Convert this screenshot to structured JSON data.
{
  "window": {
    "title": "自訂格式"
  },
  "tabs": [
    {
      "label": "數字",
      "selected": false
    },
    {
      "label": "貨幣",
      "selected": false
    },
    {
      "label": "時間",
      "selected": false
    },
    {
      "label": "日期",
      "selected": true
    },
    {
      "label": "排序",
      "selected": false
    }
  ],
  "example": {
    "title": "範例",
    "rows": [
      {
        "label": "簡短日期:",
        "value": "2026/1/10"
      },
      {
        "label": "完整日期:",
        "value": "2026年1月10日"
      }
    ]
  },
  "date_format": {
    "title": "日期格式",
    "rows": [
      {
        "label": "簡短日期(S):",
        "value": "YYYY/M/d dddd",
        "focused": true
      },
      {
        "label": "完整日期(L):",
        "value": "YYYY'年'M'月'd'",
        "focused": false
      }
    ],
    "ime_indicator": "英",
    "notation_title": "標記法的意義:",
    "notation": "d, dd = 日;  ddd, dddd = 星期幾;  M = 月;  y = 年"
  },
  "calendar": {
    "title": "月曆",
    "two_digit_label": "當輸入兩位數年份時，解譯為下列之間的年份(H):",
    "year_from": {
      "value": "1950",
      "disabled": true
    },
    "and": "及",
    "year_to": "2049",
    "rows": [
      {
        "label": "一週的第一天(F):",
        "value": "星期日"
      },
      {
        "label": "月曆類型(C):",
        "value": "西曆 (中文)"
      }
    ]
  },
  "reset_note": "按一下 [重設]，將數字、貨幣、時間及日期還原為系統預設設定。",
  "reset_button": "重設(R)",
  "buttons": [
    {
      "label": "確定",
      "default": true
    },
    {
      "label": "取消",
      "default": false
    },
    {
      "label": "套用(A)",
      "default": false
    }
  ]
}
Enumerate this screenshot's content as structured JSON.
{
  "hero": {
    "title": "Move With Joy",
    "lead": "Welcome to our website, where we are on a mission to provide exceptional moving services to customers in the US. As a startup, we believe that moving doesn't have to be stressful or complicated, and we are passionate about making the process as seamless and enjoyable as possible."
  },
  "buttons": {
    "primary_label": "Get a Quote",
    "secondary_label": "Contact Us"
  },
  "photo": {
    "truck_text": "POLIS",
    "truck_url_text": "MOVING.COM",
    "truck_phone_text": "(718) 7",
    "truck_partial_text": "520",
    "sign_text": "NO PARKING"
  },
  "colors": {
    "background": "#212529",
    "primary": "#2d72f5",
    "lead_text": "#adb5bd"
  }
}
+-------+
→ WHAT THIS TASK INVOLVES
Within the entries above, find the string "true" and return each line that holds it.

→ RESPONSE
      "selected": true
        "focused": true
      "disabled": true
      "default": true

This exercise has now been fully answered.